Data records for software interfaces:

::::

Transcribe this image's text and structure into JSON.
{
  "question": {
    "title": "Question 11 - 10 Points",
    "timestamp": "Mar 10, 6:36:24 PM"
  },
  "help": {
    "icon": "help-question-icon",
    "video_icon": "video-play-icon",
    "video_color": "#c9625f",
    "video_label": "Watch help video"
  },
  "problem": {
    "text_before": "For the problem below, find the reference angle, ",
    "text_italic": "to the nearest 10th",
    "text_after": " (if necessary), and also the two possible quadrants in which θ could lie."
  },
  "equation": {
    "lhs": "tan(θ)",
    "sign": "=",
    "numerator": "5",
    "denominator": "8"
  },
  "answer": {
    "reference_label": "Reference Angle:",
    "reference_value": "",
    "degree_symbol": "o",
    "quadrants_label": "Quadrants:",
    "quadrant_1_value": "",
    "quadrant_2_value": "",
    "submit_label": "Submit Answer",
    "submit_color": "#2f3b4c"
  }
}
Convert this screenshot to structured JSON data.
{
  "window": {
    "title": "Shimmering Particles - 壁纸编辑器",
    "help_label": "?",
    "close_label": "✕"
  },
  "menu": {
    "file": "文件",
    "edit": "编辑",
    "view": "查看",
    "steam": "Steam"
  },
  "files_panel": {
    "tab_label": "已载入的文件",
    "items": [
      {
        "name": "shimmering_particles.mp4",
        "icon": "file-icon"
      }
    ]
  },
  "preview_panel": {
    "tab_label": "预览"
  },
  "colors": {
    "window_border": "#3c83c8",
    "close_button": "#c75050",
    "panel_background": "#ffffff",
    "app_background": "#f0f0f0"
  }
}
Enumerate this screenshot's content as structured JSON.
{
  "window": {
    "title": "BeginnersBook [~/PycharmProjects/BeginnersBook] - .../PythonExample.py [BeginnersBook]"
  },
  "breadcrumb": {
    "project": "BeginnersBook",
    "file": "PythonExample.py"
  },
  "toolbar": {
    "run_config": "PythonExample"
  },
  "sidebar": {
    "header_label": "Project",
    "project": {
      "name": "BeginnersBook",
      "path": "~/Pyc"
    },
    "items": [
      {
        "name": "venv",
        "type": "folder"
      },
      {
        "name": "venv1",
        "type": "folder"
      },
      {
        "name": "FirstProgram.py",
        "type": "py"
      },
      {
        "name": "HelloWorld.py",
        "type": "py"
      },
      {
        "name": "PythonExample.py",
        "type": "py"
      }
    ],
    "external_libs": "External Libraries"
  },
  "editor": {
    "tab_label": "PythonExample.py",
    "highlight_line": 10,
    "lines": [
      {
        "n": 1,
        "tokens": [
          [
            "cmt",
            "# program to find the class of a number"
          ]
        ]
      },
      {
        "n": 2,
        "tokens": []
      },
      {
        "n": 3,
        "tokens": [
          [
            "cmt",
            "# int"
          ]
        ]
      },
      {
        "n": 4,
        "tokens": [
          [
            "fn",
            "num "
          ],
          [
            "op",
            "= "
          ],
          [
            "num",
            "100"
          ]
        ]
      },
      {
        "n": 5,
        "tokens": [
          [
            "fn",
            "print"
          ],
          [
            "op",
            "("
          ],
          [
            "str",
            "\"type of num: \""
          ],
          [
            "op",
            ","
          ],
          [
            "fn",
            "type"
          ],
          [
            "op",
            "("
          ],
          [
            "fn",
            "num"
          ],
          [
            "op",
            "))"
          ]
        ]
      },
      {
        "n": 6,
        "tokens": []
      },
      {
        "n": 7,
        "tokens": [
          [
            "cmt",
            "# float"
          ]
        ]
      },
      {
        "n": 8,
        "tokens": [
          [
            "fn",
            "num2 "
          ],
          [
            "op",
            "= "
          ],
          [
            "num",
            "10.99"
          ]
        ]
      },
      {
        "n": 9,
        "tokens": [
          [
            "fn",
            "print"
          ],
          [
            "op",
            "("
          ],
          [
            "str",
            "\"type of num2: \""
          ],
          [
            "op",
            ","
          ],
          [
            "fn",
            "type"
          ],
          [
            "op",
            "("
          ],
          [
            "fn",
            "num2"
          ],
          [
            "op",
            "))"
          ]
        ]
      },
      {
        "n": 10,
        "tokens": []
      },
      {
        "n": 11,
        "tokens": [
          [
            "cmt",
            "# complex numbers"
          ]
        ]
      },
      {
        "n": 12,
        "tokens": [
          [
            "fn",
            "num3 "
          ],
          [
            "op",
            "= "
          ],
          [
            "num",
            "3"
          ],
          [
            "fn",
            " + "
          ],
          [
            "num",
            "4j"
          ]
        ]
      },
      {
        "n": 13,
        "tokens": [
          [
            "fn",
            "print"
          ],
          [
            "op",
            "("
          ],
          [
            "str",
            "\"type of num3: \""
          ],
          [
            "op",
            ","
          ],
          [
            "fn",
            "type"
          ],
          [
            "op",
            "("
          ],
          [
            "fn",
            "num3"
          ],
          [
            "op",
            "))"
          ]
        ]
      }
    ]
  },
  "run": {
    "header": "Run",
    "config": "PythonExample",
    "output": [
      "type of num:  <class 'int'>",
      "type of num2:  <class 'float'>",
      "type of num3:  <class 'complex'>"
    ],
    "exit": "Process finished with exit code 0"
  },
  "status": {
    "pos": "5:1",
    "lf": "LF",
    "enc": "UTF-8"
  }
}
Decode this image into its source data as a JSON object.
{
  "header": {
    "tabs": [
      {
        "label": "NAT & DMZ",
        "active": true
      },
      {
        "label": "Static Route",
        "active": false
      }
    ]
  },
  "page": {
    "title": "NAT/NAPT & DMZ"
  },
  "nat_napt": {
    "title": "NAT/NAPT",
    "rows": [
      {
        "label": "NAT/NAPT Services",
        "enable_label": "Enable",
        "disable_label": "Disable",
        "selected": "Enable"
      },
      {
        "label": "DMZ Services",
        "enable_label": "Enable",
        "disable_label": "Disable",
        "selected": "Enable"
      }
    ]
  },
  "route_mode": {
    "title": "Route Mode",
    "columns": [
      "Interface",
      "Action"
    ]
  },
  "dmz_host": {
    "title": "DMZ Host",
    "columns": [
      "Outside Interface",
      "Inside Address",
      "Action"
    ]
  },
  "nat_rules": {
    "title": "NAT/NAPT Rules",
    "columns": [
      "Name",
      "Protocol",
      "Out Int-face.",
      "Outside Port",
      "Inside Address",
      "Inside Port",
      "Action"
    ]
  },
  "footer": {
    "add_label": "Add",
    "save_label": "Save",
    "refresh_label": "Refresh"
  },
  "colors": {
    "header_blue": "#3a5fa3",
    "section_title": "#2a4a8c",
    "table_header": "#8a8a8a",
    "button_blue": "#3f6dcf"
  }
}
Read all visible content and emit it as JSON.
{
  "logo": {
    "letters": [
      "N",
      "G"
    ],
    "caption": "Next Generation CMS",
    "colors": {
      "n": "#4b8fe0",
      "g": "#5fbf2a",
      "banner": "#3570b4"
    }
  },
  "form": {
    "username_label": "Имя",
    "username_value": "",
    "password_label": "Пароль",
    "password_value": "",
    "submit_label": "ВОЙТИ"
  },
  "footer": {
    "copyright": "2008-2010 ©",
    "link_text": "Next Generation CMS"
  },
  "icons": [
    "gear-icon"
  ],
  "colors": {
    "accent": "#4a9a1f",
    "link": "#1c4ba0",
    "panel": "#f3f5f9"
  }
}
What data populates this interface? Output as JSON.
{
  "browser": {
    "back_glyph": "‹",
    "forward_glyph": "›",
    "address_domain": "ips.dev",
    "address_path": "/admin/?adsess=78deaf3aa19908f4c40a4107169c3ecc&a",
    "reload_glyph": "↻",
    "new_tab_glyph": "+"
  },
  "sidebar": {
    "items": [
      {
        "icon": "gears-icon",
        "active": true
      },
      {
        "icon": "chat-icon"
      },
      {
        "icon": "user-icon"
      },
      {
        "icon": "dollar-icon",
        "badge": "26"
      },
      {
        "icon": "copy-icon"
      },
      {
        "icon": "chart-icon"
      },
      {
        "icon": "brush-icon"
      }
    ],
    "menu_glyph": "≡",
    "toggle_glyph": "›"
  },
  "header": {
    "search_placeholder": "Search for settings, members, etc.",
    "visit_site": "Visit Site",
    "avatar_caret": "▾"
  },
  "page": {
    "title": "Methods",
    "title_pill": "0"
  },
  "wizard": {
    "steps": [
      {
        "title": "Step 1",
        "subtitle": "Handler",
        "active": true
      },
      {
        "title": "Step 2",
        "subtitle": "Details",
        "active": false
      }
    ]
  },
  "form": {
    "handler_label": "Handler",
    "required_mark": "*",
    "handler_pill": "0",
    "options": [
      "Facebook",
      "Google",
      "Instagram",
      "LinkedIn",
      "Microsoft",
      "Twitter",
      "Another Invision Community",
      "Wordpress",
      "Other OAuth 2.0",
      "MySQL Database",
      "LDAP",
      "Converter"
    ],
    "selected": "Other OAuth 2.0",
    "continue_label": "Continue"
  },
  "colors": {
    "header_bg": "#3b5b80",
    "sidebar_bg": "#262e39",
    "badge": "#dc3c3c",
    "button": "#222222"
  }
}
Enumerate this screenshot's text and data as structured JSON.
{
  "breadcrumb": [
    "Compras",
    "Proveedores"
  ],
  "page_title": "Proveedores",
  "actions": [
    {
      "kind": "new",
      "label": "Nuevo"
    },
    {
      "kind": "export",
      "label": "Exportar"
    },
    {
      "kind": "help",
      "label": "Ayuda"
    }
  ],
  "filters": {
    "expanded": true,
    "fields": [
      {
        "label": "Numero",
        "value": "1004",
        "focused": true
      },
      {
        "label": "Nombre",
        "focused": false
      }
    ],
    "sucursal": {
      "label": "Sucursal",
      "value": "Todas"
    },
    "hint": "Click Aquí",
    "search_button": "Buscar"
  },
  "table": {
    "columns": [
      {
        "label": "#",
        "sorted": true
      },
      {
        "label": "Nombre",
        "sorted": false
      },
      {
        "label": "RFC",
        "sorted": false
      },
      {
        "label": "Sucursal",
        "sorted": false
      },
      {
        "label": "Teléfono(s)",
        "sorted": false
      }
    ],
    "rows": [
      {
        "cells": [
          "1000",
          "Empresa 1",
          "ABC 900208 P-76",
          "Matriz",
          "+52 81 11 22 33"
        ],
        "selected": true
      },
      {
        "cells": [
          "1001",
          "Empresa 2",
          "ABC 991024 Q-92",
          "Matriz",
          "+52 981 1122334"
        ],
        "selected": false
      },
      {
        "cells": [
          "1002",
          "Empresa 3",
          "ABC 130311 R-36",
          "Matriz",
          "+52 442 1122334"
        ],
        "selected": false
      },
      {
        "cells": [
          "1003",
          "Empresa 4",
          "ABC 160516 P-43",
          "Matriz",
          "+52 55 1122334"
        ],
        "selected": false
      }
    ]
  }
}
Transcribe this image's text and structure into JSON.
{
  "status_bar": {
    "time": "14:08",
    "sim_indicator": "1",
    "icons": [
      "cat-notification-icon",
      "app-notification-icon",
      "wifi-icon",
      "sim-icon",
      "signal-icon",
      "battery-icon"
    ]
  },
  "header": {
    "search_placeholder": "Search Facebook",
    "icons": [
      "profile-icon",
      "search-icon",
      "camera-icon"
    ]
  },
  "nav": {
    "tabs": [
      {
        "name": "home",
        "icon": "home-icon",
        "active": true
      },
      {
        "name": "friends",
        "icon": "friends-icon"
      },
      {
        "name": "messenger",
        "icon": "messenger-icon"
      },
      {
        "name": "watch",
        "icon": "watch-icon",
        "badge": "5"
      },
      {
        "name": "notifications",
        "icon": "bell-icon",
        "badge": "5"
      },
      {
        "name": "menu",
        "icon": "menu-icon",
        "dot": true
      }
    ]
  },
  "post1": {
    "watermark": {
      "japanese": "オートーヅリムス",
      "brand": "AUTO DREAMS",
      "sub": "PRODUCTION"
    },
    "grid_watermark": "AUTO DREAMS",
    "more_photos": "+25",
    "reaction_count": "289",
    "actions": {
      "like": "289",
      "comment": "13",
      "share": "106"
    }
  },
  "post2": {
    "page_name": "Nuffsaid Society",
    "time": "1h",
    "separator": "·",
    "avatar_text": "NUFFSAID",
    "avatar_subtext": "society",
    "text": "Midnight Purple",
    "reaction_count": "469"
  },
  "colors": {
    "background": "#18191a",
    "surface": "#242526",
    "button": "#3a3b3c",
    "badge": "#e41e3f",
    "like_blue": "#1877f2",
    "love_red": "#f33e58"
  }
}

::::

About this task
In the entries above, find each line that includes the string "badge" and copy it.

Result for this task
        "badge": "26"
    "badge": "#dc3c3c",
        "badge": "5"
        "badge": "5"
    "badge": "#e41e3f",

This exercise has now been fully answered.